The publisher has provided me with a complimentary copy of A Note Yet Unsung through Bethany House Publishing for the purpose of review. I have not been compensated in any other manner. All opinions expressed are my own, and I was not required, or influenced, to give anything but an honest appraisal.
KavRCanadaGender: female5 Stars Out Of 5Uplifting and unforgettableMay 30, 2017KavRCanadaGender: femaleQuality: 5Value: 5Meets Expectations: 0Stunningly beautiful. Alexander's words washed over me and soaked into the very fiber of my being. This story is illusive and magical and all-consuming. I couldn't stop reading but I wanted to put on the brakes because I dreaded it being over too soon.
Rich in character and setting and delicious details that make the plot zing. I loved it all -- Tate's family, Rebekah's connection with her grandmother, her villainous step-father and ineffectual mother. Sweet Opal and repugnant Darrow Fulton. The solid threads of faith and family that jar with the cutthroat life in the orchestra world.
This story left me breathless. I'm still enthralled, replaying favourite scenes, rewriting other ones and allowing my imagination free reign on a happily-ever-after expansion.
Tate is a hero I needed to warm up to. I love the way the author slowly reveals intriguing tidbits from his past. Suddenly I was seeing Tate in a whole new light. There's unexpected depth in the taciturn, ambitious, often autocratic maestro! And though it took some time, when I fell for him, I fell hard!
Much like Rebekah. A brilliant, passionate musician who can't follow her destiny because of the ridiculous rules of 'proper' society. Women too delicate and fragile for the rigors of playing in an orchestra! Pshaw! Loved the historical details -- even when they infuriated me.

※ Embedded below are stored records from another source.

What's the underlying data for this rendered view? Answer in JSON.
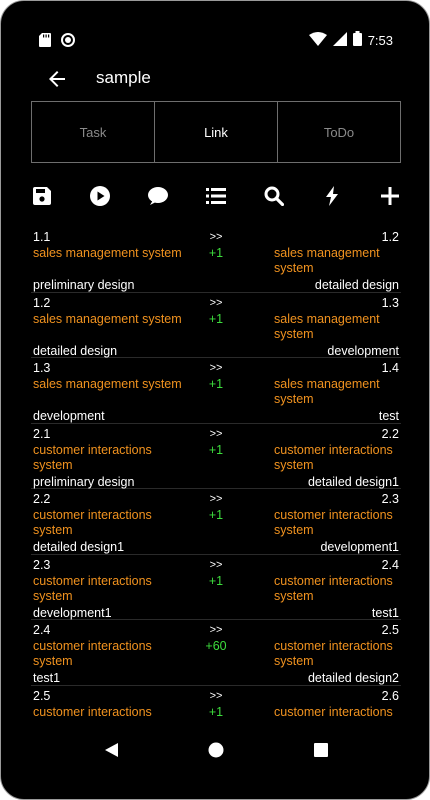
{
  "status": {
    "time": "7:53"
  },
  "appbar": {
    "title": "sample"
  },
  "tabs": [
    {
      "label": "Task",
      "active": false
    },
    {
      "label": "Link",
      "active": true
    },
    {
      "label": "ToDo",
      "active": false
    }
  ],
  "toolbar": [
    "save-icon",
    "play-icon",
    "comment-icon",
    "list-icon",
    "search-icon",
    "bolt-icon",
    "add-icon"
  ],
  "colors": {
    "accent": "#f0921f",
    "positive": "#3ddc3d",
    "background": "#000000"
  },
  "links": [
    {
      "from_id": "1.1",
      "arrow": ">>",
      "to_id": "1.2",
      "diff": "+1",
      "from_system": "sales management system",
      "to_system": "sales management system",
      "from_phase": "preliminary design",
      "to_phase": "detailed design"
    },
    {
      "from_id": "1.2",
      "arrow": ">>",
      "to_id": "1.3",
      "diff": "+1",
      "from_system": "sales management system",
      "to_system": "sales management system",
      "from_phase": "detailed design",
      "to_phase": "development"
    },
    {
      "from_id": "1.3",
      "arrow": ">>",
      "to_id": "1.4",
      "diff": "+1",
      "from_system": "sales management system",
      "to_system": "sales management system",
      "from_phase": "development",
      "to_phase": "test"
    },
    {
      "from_id": "2.1",
      "arrow": ">>",
      "to_id": "2.2",
      "diff": "+1",
      "from_system": "customer interactions system",
      "to_system": "customer interactions system",
      "from_phase": "preliminary design",
      "to_phase": "detailed design1"
    },
    {
      "from_id": "2.2",
      "arrow": ">>",
      "to_id": "2.3",
      "diff": "+1",
      "from_system": "customer interactions system",
      "to_system": "customer interactions system",
      "from_phase": "detailed design1",
      "to_phase": "development1"
    },
    {
      "from_id": "2.3",
      "arrow": ">>",
      "to_id": "2.4",
      "diff": "+1",
      "from_system": "customer interactions system",
      "to_system": "customer interactions system",
      "from_phase": "development1",
      "to_phase": "test1"
    },
    {
      "from_id": "2.4",
      "arrow": ">>",
      "to_id": "2.5",
      "diff": "+60",
      "from_system": "customer interactions system",
      "to_system": "customer interactions system",
      "from_phase": "test1",
      "to_phase": "detailed design2"
    },
    {
      "from_id": "2.5",
      "arrow": ">>",
      "to_id": "2.6",
      "diff": "+1",
      "from_system": "customer interactions",
      "to_system": "customer interactions",
      "from_phase": "",
      "to_phase": ""
    }
  ]
}
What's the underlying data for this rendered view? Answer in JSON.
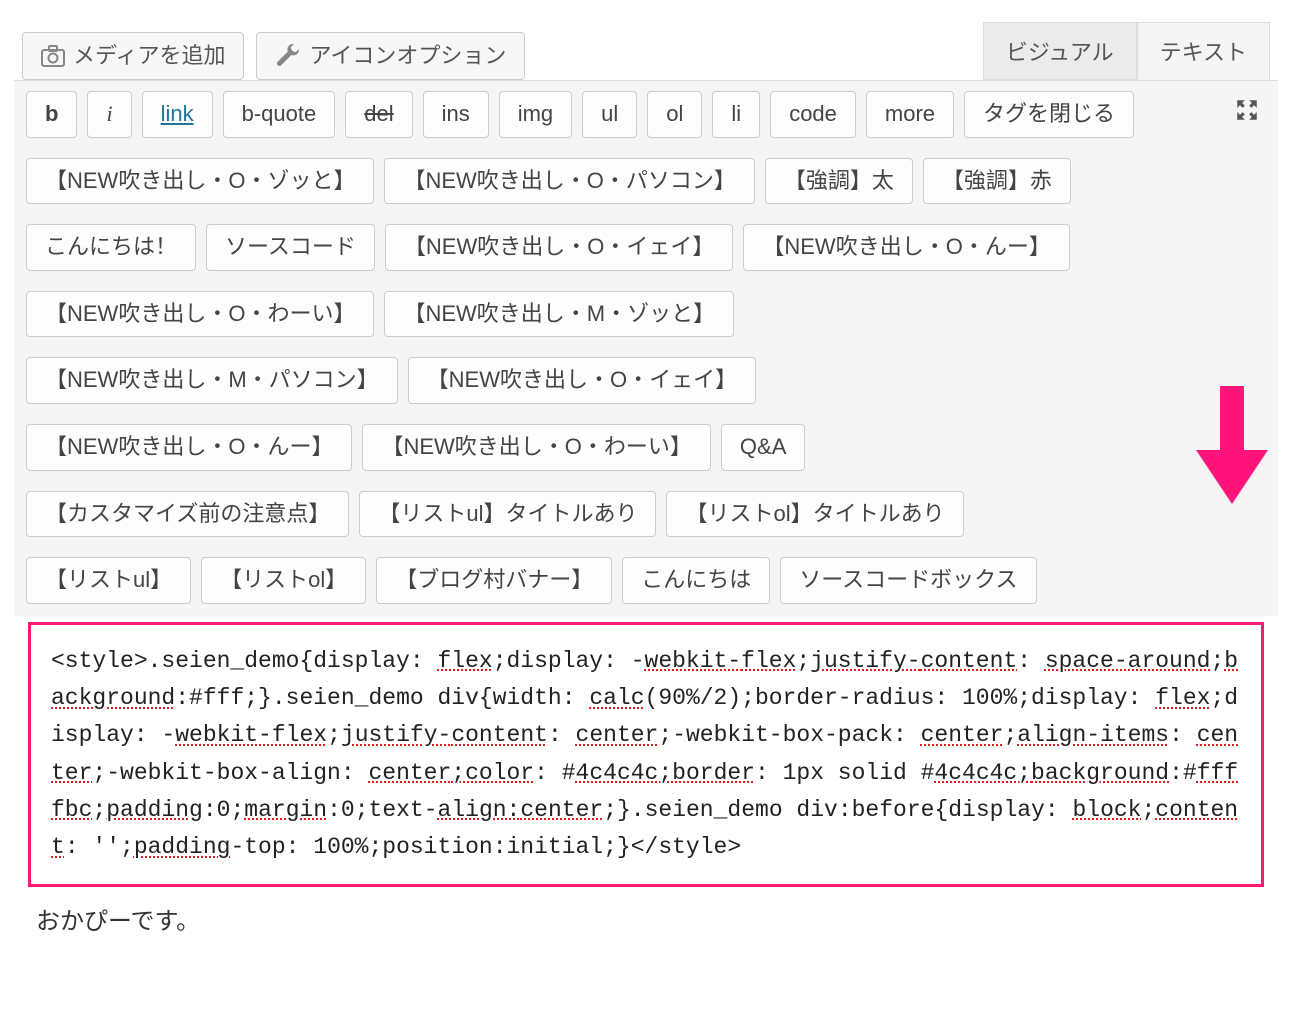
{
  "topButtons": {
    "addMedia": "メディアを追加",
    "iconOptions": "アイコンオプション"
  },
  "tabs": {
    "visual": "ビジュアル",
    "text": "テキスト"
  },
  "quicktags": {
    "b": "b",
    "i": "i",
    "link": "link",
    "bquote": "b-quote",
    "del": "del",
    "ins": "ins",
    "img": "img",
    "ul": "ul",
    "ol": "ol",
    "li": "li",
    "code": "code",
    "more": "more",
    "close": "タグを閉じる"
  },
  "customTags": {
    "r1a": "【NEW吹き出し・O・ゾッと】",
    "r1b": "【NEW吹き出し・O・パソコン】",
    "r1c": "【強調】太",
    "r1d": "【強調】赤",
    "r2a": "こんにちは！",
    "r2b": "ソースコード",
    "r2c": "【NEW吹き出し・O・イェイ】",
    "r2d": "【NEW吹き出し・O・んー】",
    "r3a": "【NEW吹き出し・O・わーい】",
    "r3b": "【NEW吹き出し・M・ゾッと】",
    "r4a": "【NEW吹き出し・M・パソコン】",
    "r4b": "【NEW吹き出し・O・イェイ】",
    "r5a": "【NEW吹き出し・O・んー】",
    "r5b": "【NEW吹き出し・O・わーい】",
    "r5c": "Q&A",
    "r6a": "【カスタマイズ前の注意点】",
    "r6b": "【リストul】タイトルあり",
    "r6c": "【リストol】タイトルあり",
    "r7a": "【リストul】",
    "r7b": "【リストol】",
    "r7c": "【ブログ村バナー】",
    "r7d": "こんにちは",
    "r7e": "ソースコードボックス"
  },
  "codeContent": {
    "line": "<style>.seien_demo{display: flex;display: -webkit-flex;justify-content: space-around;background:#fff;}.seien_demo div{width: calc(90%/2);border-radius: 100%;display: flex;display: -webkit-flex;justify-content: center;-webkit-box-pack: center;align-items: center;-webkit-box-align: center;color: #4c4c4c;border: 1px solid #4c4c4c;background:#ffffbc;padding:0;margin:0;text-align:center;}.seien_demo div:before{display: block;content: '';padding-top: 100%;position:initial;}</style>"
  },
  "footerText": "おかぴーです。",
  "colors": {
    "highlightBorder": "#ff1a75",
    "arrow": "#ff1a75"
  }
}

And I also love the unabashed way Tamera Alexander weaves faith and God into the heart of her story. Uplifting and unforgettable. Definitely one for the keeper shelf!